Improved Disaster Risk Management and Governance

More efficient cross-sectoral, cross-disciplines, cross-border coordination of the disaster risk management cycle- prevention, preparedness to mitigation, response, and recovery- from international to local levels.

Expected Outcomes: Projects’ results are expected to contribute to the following outcomes:

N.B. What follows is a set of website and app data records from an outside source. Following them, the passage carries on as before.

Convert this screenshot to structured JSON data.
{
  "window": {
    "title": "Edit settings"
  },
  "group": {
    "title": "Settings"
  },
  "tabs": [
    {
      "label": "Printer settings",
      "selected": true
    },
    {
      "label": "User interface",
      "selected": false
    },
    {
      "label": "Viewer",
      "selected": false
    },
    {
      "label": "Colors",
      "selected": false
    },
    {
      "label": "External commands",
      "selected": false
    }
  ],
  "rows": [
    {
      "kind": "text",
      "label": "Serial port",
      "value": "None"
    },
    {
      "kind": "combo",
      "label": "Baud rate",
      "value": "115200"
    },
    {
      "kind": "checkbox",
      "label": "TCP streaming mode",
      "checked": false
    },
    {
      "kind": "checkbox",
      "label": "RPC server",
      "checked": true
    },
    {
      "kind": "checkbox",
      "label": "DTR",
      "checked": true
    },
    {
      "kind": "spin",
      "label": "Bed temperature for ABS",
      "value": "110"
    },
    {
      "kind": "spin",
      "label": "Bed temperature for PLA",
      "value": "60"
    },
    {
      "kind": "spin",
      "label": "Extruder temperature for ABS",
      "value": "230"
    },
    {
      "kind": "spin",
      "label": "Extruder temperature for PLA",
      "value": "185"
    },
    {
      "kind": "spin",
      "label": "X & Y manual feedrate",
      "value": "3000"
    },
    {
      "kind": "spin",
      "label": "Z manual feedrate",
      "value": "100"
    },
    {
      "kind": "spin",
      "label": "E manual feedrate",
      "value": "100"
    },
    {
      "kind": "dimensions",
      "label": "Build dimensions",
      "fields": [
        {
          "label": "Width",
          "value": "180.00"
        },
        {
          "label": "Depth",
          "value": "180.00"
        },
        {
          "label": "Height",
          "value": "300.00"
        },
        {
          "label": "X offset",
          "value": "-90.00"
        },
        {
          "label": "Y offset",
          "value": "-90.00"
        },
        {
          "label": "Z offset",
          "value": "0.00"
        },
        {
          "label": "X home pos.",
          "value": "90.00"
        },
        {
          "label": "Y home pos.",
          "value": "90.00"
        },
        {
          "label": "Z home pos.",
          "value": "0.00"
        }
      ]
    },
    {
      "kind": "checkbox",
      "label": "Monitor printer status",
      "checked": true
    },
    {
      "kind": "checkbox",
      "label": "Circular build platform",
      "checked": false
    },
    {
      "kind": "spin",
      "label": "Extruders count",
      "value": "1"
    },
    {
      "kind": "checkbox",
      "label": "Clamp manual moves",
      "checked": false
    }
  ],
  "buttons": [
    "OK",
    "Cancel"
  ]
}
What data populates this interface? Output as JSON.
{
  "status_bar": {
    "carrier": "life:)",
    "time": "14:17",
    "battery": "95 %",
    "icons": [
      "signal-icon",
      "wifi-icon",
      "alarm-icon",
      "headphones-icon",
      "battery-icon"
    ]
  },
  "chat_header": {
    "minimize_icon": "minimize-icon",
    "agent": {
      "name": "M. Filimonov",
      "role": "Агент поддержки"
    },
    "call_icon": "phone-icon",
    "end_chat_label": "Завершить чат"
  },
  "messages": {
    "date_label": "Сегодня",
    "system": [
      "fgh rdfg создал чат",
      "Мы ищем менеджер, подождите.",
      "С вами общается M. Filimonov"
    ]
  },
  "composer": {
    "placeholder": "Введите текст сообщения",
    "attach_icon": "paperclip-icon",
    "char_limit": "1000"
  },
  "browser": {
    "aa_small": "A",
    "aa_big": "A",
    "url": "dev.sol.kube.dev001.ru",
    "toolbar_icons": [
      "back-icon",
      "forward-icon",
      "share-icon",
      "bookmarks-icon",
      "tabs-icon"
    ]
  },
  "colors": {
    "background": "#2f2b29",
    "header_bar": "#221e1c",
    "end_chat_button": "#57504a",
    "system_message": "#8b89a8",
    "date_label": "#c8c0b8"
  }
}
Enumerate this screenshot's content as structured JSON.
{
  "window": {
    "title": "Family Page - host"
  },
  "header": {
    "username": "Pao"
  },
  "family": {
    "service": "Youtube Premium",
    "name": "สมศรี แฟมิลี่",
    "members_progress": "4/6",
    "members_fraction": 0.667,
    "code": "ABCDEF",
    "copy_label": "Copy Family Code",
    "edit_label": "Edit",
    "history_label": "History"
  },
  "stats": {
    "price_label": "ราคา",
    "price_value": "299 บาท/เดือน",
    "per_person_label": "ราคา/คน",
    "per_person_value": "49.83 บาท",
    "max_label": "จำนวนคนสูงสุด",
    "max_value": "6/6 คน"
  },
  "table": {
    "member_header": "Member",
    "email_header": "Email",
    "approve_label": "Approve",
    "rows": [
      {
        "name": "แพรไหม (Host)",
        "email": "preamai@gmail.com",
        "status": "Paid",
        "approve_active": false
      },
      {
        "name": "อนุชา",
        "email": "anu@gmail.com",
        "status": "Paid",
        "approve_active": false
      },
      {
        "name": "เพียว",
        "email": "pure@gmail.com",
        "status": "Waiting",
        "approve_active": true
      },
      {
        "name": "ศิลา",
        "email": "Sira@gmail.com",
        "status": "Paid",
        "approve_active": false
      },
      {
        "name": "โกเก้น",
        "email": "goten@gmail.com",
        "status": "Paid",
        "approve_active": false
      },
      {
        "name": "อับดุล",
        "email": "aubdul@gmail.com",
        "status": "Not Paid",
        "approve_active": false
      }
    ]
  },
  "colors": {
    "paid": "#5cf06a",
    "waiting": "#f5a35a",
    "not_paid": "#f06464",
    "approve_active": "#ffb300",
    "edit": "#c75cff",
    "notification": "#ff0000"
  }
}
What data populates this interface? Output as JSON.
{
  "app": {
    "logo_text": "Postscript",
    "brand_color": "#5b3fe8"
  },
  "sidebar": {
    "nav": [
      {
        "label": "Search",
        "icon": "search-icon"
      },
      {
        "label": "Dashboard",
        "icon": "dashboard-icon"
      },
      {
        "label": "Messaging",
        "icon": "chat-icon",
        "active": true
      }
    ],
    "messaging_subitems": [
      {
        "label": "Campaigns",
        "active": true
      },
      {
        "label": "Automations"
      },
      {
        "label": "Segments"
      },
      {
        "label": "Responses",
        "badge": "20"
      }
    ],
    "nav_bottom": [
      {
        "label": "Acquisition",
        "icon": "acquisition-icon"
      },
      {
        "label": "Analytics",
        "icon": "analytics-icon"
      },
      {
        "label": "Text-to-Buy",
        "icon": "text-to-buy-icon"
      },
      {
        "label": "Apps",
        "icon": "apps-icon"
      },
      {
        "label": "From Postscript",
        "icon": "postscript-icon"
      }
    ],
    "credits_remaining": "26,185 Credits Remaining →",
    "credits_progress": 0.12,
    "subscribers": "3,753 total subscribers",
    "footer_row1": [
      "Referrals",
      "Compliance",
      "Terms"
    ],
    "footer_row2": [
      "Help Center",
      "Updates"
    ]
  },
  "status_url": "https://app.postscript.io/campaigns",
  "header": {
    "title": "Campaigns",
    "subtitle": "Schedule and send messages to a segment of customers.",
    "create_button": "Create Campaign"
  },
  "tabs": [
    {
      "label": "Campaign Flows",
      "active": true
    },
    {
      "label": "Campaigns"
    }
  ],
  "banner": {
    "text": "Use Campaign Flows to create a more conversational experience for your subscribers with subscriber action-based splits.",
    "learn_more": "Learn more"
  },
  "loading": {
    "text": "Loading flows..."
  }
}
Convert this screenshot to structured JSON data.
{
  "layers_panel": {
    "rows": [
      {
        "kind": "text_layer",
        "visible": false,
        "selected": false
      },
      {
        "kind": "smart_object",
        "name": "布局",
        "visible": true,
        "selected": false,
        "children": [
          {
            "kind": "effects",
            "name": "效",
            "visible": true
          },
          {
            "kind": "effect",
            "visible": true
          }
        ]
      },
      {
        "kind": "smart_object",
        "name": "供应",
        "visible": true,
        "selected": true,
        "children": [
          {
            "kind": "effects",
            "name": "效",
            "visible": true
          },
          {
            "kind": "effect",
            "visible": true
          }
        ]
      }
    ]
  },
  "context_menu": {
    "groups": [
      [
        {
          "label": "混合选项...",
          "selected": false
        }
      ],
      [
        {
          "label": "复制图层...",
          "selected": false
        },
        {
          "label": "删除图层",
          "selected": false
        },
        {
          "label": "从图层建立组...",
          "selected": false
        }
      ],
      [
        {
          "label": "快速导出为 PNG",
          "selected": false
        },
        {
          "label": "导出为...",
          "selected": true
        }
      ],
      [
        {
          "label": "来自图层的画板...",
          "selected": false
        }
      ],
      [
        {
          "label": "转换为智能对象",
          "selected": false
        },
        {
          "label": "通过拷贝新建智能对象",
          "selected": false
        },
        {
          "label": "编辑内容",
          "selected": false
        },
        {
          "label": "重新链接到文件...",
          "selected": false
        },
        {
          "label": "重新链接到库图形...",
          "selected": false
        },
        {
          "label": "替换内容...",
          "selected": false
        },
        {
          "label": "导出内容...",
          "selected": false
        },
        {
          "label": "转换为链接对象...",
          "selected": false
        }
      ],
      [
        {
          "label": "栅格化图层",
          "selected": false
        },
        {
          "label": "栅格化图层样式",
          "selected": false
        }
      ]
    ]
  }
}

  • Improved dialogue and cooperation among scientific and technical communities, stakeholders, policy-makers and local communities in the field of extreme climate events (e.g. forest fires, droughts, floods, heatwaves and storms) and disaster risk reduction.
  • Enhanced community engagement for prevention, preparedness and response to extreme climate events by strengthening knowledge and involvement of volunteers linked to recognised organisations into the planning, design and implementation of prevention, including building with nature, preparedness and emergency response activities
  • Strengthening of disaster risk reduction and resilience building through innovative use of media means, namely by examining the potential of new communication tools and apps for better preparedness and response.
  • Overview of existing knowledge, tools and development of new tools (innovative data collection, data harmonisation, algorithms, sensors and decision-aid approaches) for early warning, response and resilience / adaptation to be demonstrated in the framework of real-case scenarios designed for training addressed to first responders, (national, regional, local)  authorities and populations.
  • Based on the demonstrations, development of new governance strategies and robust decision-support methodologies for integrated risk reduction and improved adaptation to climate extreme events.
  • Improved understanding of enablers and barriers to multi-risk governance frameworks and multi-risk thinking, including the identification of key vulnerable groups and assets, by involving interdisciplinary teams in different fields, particularly the social and behavioural sciences.
  • Cost-benefit or cost-effectiveness analyses of investment and regulatory strategies to protect people and nature in vulnerable areas
  • Identification of production/livelihood practices (goods, services, activities etc) at community and national level that contribute to increased local/global climate risks, and explore how these can be adapted so that they are both economically and environmentally sustainable